You’ll rack up at least $52000 in student loans during the four years of chasing your education degree. While this may be way less than what post-secondary teachers fork out in tuition fees while in college, full-time teachers earn an average of only $43,400. You can do the math and find out how many years it’ll take you to pay off that loan.
3. Public Relations Specialist
This sounds like an attractive job on face value. However, 14 years after graduation is the amount of time needed to clear the average student loan. The only bright side to this profession is the little time spent acquiring the degree.
Nevertheless, the pay that accompanies this profession will leave you in tears. At an average $54,170, you’ll be bending over backward to pay off the student loan.
4. Ministry and Theological Services
These two areas are more service-oriented than money-makers, although Pat Robertson may have a different say about that. Not everyone fits in these jobs. They’re more than just the education one receives in college. It’s a calling.
A report by PayScale indicates that average earnings for employees in the religious sector only go as far as the mid $30,000.
5. Health Administration
Health is a critical aspect of any country for obvious reasons. If anything, there should be more administrators, despite the overflowing number already working in hospitals and clinics countrywide. Offering your expertise to improve the healthcare system is a great job.
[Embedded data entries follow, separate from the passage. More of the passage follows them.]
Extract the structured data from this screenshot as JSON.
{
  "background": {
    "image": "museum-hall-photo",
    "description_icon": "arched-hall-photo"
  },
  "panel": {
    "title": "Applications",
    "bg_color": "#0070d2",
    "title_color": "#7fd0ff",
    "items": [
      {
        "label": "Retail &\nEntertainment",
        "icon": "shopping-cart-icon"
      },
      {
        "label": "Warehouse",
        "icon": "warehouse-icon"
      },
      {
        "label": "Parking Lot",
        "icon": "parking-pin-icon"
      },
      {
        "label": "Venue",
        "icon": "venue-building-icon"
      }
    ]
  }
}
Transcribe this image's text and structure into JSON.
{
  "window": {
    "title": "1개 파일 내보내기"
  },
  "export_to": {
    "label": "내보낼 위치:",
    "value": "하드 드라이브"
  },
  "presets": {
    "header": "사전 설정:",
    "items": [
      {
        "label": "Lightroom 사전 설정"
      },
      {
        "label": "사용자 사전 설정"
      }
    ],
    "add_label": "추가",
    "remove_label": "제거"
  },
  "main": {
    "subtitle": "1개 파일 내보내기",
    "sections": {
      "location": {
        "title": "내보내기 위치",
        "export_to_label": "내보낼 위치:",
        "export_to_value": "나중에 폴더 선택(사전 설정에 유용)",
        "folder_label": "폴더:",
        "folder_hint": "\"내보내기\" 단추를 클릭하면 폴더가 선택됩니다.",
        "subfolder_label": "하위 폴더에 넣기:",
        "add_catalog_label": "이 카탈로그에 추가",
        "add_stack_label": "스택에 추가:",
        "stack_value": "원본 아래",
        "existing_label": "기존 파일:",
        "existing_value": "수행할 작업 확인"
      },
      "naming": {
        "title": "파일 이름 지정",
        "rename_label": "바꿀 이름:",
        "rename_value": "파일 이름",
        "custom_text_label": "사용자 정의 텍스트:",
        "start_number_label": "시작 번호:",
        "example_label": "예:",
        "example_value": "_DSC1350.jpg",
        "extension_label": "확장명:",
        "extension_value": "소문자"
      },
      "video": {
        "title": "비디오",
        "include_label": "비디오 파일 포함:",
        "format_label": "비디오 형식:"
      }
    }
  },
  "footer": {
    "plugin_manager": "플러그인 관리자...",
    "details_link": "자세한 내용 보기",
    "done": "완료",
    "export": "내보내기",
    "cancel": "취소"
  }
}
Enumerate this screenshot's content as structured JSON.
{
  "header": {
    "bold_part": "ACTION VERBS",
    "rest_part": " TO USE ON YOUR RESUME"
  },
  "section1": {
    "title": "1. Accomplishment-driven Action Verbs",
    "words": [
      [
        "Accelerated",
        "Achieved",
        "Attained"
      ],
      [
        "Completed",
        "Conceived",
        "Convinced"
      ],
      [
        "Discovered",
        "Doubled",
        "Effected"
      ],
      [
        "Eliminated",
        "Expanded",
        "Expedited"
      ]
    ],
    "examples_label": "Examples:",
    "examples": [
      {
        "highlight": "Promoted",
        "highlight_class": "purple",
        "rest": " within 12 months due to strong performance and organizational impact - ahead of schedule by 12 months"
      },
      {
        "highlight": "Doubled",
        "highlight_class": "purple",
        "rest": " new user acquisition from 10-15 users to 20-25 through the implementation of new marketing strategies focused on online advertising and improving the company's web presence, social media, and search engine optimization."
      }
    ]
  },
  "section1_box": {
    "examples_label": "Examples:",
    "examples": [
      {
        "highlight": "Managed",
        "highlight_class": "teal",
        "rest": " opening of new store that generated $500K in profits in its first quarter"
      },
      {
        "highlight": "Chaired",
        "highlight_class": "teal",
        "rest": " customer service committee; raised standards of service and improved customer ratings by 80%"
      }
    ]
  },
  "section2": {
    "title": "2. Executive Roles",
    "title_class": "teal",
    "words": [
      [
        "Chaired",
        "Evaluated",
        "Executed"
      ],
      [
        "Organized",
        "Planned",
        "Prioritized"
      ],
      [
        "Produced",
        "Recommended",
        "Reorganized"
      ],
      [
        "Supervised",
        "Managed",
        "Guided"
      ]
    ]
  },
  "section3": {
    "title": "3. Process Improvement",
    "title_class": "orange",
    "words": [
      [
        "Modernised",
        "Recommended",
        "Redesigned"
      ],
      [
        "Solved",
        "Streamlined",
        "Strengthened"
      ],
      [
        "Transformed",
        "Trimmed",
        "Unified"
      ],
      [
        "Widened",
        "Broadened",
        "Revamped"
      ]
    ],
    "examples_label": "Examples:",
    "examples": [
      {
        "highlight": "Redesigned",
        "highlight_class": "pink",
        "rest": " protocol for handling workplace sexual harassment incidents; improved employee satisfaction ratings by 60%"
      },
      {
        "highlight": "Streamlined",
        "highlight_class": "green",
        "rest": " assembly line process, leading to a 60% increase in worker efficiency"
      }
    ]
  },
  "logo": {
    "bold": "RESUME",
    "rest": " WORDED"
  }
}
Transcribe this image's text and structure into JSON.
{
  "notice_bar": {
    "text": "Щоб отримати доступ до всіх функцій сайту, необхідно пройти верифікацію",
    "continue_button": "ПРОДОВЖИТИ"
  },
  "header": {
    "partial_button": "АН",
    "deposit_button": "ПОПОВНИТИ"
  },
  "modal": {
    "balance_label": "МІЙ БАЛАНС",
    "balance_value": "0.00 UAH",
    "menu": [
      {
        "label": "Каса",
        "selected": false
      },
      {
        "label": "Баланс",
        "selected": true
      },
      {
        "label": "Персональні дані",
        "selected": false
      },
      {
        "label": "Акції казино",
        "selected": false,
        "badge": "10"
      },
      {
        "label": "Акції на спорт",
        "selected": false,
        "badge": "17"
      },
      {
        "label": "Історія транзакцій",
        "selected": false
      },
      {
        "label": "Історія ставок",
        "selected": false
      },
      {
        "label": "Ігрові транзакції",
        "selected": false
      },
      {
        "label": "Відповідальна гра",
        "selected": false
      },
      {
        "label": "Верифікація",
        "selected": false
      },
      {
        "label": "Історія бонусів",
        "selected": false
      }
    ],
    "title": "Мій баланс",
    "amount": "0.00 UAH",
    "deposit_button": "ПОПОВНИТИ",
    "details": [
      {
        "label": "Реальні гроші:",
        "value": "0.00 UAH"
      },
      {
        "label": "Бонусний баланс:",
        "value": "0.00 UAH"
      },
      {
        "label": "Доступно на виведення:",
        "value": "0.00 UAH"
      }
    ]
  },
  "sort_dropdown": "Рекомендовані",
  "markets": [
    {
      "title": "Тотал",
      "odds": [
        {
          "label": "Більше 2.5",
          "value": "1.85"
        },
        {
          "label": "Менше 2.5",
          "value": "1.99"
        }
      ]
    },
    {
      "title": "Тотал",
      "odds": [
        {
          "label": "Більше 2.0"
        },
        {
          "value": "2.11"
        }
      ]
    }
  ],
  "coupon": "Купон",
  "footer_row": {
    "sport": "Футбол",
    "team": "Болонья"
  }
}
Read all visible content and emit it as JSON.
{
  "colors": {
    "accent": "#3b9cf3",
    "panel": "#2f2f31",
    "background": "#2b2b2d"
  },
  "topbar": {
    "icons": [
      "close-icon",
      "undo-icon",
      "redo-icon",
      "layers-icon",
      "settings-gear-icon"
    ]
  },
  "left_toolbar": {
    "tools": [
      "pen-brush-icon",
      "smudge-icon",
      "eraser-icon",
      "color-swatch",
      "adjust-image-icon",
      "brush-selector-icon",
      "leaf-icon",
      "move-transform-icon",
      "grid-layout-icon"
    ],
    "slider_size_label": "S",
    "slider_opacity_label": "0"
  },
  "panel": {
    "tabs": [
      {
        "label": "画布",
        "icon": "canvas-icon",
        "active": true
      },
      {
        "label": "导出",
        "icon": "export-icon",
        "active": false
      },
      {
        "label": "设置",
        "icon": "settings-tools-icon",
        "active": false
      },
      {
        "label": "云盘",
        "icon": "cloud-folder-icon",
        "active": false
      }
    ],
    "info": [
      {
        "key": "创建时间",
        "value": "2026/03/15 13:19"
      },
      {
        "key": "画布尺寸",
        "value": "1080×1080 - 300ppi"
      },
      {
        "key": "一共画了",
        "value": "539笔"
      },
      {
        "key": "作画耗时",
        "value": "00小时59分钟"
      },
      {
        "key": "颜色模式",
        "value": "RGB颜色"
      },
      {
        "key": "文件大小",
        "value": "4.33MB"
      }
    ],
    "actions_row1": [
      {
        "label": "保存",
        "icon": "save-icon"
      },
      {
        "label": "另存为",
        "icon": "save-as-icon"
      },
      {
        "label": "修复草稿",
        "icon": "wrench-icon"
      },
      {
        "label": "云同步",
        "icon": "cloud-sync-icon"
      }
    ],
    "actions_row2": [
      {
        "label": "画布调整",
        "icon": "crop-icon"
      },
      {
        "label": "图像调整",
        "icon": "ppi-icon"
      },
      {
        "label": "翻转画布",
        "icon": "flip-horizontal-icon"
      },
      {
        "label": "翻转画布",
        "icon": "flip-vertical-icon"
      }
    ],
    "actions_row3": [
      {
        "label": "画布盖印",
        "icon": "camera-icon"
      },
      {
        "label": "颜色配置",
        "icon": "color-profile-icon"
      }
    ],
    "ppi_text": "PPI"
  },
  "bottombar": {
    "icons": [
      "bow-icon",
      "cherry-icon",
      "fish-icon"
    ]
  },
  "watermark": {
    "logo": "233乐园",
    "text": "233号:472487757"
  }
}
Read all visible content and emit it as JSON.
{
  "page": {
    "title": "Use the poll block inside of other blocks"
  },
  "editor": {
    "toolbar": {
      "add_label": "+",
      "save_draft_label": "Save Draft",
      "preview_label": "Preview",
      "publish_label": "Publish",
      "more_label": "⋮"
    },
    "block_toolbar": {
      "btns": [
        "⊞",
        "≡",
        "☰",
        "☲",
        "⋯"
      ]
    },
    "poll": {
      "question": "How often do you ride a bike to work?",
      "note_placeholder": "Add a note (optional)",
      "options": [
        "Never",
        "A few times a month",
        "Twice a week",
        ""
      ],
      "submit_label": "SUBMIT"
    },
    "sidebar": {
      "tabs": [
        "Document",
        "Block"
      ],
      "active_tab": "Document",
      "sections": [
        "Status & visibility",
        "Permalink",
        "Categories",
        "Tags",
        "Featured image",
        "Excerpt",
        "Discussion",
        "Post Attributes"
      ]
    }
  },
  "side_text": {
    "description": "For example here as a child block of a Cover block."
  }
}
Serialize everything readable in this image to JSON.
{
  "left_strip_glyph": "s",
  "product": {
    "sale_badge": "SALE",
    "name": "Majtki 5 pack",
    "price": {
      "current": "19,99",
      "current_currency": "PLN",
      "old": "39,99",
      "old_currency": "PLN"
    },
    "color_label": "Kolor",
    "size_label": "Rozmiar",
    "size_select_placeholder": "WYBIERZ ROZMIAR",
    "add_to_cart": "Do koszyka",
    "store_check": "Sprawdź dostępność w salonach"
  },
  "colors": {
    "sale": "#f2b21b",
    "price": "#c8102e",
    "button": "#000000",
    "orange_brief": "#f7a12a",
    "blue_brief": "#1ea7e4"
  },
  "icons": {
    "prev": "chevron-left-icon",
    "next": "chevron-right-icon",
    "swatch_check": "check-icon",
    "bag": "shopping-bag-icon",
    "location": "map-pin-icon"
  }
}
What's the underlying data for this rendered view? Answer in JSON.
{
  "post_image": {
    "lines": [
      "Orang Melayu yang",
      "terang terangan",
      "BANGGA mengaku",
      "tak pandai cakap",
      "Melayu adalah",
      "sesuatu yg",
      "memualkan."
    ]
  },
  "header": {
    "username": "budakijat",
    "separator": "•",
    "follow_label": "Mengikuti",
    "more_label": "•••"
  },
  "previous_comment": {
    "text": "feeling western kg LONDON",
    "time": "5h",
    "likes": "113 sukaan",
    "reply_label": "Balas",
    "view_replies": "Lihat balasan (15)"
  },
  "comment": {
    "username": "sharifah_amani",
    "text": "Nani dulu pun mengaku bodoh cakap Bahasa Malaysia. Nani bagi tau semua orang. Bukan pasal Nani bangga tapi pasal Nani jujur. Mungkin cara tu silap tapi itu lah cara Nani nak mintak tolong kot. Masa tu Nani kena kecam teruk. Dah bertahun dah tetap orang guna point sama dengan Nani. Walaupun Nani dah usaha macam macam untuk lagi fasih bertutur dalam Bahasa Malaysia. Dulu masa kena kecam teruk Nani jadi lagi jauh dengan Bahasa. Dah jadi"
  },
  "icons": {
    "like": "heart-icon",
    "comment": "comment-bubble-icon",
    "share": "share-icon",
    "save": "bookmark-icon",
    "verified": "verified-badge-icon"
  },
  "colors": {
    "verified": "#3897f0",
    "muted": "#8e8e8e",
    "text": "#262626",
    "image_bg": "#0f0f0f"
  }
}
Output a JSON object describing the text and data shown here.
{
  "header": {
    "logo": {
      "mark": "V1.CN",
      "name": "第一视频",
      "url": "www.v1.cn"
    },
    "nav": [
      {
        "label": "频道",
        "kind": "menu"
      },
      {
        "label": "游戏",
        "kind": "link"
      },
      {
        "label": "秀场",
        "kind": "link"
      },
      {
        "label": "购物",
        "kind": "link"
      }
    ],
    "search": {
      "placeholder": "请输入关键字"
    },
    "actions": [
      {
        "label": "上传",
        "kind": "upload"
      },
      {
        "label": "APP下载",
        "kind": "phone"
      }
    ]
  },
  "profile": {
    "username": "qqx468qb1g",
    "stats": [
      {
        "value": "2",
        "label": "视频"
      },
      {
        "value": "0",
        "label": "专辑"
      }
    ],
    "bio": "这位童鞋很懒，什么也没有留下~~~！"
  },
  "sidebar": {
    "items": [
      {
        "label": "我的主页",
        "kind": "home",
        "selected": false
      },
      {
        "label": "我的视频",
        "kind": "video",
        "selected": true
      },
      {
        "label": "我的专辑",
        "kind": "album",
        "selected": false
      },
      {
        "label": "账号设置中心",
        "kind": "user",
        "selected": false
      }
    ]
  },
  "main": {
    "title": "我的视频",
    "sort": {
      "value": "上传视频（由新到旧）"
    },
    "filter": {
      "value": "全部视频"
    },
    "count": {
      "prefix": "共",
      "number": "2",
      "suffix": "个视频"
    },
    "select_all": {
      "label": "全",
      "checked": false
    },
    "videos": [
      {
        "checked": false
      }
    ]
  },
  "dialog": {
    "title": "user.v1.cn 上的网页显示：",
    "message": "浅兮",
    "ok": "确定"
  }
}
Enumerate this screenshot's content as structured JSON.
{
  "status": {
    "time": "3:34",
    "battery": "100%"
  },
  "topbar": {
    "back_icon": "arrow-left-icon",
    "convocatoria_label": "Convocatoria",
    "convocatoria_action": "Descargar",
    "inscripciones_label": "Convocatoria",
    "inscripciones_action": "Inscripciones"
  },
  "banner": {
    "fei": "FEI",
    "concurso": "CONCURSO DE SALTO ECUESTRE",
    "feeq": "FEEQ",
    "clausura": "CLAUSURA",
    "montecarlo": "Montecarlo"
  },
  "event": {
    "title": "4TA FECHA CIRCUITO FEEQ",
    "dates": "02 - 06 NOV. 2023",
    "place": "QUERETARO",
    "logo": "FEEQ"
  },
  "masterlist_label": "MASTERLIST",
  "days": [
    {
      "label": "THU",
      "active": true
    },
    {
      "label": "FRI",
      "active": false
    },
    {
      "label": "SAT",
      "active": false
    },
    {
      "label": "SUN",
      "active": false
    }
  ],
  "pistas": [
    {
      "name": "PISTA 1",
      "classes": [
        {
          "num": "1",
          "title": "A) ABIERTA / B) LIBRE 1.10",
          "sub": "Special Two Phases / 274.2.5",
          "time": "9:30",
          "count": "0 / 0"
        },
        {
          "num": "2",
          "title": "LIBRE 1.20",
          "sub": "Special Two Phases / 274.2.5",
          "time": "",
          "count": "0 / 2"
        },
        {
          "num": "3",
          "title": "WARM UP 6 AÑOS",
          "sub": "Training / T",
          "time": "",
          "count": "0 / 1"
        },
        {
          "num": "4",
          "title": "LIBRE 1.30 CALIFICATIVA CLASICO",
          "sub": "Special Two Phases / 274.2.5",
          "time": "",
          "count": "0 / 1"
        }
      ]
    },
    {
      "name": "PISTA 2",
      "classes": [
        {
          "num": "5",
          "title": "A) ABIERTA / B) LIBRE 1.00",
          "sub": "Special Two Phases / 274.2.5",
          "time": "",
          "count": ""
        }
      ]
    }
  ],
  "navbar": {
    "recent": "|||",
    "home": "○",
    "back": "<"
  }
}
However, it’s the paycheck that will discourage you, and even worse, get you into serious financial problems down the line. With a starting salary of around $30,000 and mid-career earnings later rising to $56,000, there’s a chance, you’ll be paying off your student loans for a long time to come.
6. Exercise Science
As a recent graduate in this field, the initial earnings will leave sad for quite a while. A degree in exercise science can open up a career in physical therapy, a trainer, or even something related to physiology. Nevertheless, with student loans weighing you down, chances are you’ll be in the repayment category for the longest time. According to the Bureau of Labor Statistics, expect to make about $18.50 an hour. Therefore, this makes this path unviable in the long run.
7. Culinary Arts
It may sound sophisticated, but culinary arts is all about cooking. Being a chef at the top level, for example in 5-star hotels, pays well, but is highly competitive and complicated. Anyway, back to the real business. Getting a degree in this field will leave you with high student loans.
Even after struggling to get this degree, you’ll have to make do with the lousy starting salary. This is despite the potential to work your way up to the top. However, it’s a known fact that kitchen environments can be difficult to work in.
According to PayScale, a degree in culinary arts will get you just over $23,000 as starting salary, with mid-career salaries leveling out at $56,000.
8. Social Work
You’ve probably seen social workers volunteering for various tasks in the community or have seen people guilty of misdemeanors sentenced to certain hours of community service. Don’t get it wrong. Social work is a noble job, but the hours you have to put in are crazy. That’s not to mention how tough these jobs can get.
To top it all off, you have to contend with the meager pay to settle your bills and student loans and still expect to enjoy yourself. According to data from PayScale, the starting salary of a social worker is about $33,000. The pay will then rise to $45,000 at mid-career, still not enough to pay off student loans.
Often, librarians will have earphones on while perusing a book from the shelves as they assist library users. Sounds like a boring job, but it takes at least six years for you to become a librarian. The worst part is that for that amount of time in school, they have to take home $55,370 in median salary and a starting salary of about $34,000. For this, they’ll have to wait over 22 years to pay off an average student loan.